The biggest challenge was the Darien Gap – a 250-mile stretch of swamp and impenetrable jungle, preventing all road traffic from passing between the north and south parts of the American continent.

The expedition took a full 99 days to fight their way through this stretch alone.

In 1990, the Land Rover Discovery I took on a gruelling 1,000-mile expedition through the USSR as part of the Camel Trophy.

The trek travelled across some of the most remote terrain on earth, starting in Bratsk, then travelling south to Kob, through the vast Tiga Forest via Kachug to Lake Biakal, then west to the finish at Irkutsk on the Angara River.

Where Hannibal crossed the Alps with elephants, Land Rover decided to opt for Range Rovers instead.

Recreating Hannibal’s famous journey from France into Italy via the Alps, this expedition included a gruelling 85 miles of off-roading through forests and up rocky climbs to more than 3,000m above sea level.

With newly upgraded electronic suspension and a new long wheelbase chassis, the Hannibal Trail expedition was designed to showcase the capability of the second-generation Range Rover.

The introduction of Discovery 2 was a baptism of fire, with two pre-production models taking on a Trek challenge in excess of 30,000km from London to Paris, via Turkey, Iran, Pakistan, India, Sydney, and central America.

Departing from London on June 1st 1998, the Discoverys were driven across western and eastern Europe to Istanbul and then on across Turkey, Iran, Pakistan and India where they were shipped to Australia.

The teams had to deal with temperatures above 50C as well as hair-raising road hazards. These included ox-carts, unlit overloaded trucks, camels and monkeys – not to mention the odd brigade of gun-toting militia.

Designed as a successor to the Camel Trophy, the G4 Challenge ran in 2003 and 2006.

In the latter, Discovery 3 vehicles were used, totally unmodified apart from the fitment of some genuine Land Rover accessories.

Eighteen nations competed in the Challenge, tasked with crossing Thailand, Laos, Brazil and Bolivia.

The 4,000km route took 28 days to complete, including climbing mountains in Bolivia, traversing the jungles of Laos and the urban jungles of Rio de Janeiro and Bangkok.

In 2012, the 1,000,000th Discovery built started the 'Journey of Discovery' from its birthplace in Birmingham to Beijing in China.

The 50-day, 8,000-mile adventure was undertaken by three Land Rover Discovery vehicles travelling through more than a dozen countries across Europe and Central Asia.

In an extreme engineering validation test, they set off from Land Rover's UK home at Solihull to drive the 16,800km extended Silk Trail, arriving in Mumbai, India, 53 days later.

The mission took the vehicles through Europe and into Central Asia, passing the Silk Trail cities of Bukhara and Samarkand on their way to the ultimate challenge – the Himalayas.

In the high altitudes of the Tibetan plateau, the Range Rover Hybrids entered a technical unknown.
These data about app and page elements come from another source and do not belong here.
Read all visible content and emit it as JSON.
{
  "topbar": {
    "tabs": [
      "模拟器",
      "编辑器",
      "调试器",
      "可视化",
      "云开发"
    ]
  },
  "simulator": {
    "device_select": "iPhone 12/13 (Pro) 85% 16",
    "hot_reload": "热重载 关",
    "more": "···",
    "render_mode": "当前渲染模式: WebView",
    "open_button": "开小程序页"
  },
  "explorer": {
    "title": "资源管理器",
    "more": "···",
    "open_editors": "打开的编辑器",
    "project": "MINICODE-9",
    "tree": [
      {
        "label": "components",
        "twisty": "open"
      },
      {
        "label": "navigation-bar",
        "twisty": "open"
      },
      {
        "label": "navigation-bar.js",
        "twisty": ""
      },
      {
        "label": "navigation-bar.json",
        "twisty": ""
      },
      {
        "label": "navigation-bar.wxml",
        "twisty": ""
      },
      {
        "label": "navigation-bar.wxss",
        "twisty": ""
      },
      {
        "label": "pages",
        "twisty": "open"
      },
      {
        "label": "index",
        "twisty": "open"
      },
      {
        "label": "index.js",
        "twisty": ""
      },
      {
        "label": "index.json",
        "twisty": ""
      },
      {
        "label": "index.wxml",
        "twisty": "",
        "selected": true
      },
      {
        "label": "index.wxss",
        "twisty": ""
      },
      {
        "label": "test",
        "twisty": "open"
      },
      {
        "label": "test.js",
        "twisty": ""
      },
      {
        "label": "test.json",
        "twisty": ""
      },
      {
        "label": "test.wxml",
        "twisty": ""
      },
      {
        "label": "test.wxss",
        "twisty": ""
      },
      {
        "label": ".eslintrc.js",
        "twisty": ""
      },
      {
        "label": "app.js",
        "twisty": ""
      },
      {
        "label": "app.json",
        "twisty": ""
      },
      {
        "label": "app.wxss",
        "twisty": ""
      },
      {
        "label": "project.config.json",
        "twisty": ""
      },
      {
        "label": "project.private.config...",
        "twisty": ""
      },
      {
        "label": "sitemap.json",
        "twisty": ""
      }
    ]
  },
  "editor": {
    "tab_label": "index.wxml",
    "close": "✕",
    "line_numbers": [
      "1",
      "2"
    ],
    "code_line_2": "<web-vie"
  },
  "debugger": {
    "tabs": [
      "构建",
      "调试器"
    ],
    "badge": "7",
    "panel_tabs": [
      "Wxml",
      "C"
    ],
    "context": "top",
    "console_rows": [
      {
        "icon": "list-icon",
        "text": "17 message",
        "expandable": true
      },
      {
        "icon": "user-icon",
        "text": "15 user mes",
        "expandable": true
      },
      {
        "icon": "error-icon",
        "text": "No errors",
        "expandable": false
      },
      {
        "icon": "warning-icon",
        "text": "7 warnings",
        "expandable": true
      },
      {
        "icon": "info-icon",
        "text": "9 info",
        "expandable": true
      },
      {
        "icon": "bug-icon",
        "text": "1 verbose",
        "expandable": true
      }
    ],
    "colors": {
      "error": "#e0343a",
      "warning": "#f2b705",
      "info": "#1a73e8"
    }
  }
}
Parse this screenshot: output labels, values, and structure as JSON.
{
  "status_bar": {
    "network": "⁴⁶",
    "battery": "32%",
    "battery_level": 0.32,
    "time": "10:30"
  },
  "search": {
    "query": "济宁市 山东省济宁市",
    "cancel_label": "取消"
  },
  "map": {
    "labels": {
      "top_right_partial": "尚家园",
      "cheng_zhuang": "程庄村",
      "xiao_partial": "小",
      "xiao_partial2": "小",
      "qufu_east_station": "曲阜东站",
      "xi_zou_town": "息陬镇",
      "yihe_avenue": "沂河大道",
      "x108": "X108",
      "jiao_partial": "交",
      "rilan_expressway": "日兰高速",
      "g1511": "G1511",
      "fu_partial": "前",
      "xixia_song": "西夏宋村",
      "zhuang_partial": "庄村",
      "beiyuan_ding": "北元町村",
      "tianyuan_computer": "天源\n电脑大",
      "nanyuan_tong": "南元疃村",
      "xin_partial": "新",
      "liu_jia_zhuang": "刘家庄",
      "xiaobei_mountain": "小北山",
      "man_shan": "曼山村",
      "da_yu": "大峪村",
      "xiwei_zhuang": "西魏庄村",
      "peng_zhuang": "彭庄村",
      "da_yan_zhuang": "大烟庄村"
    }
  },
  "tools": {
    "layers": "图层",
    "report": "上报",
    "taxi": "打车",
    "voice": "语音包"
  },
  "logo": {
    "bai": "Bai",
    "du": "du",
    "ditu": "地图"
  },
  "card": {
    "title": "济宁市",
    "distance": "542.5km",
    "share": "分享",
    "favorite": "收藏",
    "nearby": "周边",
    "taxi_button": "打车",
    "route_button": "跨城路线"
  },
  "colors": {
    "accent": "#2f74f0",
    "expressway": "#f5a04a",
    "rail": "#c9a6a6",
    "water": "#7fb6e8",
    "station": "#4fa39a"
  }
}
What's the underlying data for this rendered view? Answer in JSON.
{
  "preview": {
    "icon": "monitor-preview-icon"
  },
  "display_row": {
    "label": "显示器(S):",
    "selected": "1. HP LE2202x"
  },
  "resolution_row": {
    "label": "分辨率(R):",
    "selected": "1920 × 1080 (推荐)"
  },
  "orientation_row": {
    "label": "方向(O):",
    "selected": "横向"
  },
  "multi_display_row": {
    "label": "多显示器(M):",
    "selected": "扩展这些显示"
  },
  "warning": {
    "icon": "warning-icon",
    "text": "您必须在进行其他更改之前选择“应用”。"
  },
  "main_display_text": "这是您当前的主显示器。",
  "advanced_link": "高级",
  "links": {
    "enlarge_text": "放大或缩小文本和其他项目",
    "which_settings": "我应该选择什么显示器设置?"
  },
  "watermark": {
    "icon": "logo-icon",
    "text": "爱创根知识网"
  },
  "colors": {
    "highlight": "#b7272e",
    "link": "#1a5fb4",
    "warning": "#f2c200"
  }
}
Pushed into thinning air at 5,000m, the reduced atmospheric pressure put engines and cooling systems to the test.

In recent years, the current Discovery has been used on the Land Rover Experience (LRE) Tours, tackling far-flung destinations and tricky off-road challenges.

In 2017, LRE Tours took on Peru across two six-day stages.

The off-road expedition headed through the Peruvian mountains, jungles and desert toward the ancient Inca city of Machu Pichu, 4,200 metres above sea level in the Andes Mountains.

The New Defender tackled a 686km route through Namibia’s Kaokoland – ‘the land God made in anger’.

From towering sand dunes to bone-dry riverbeds, it was a four-day expedition across some of the world’s toughest terrain in scorching temperatures.

At one point the expedition had to tackle Van Zyl’s pass, built by Dutch explorer Ben van Zyl in the 1960s, and littered with large rocks, loose gravel and steep descents of up to 35 degrees.

From Van Zyl’s pass, the expedition headed to Marienfluss and the Skeleton Coast National Park.

Stretching 500km along the Atlantic, the waters off the Skeleton Coast are renowned for strong currents, sharp rocks, shifting sandbanks and thick fog, leading to the beaches being littered with ghostly remains of ships.

For more information on the new Land Rover Defender, see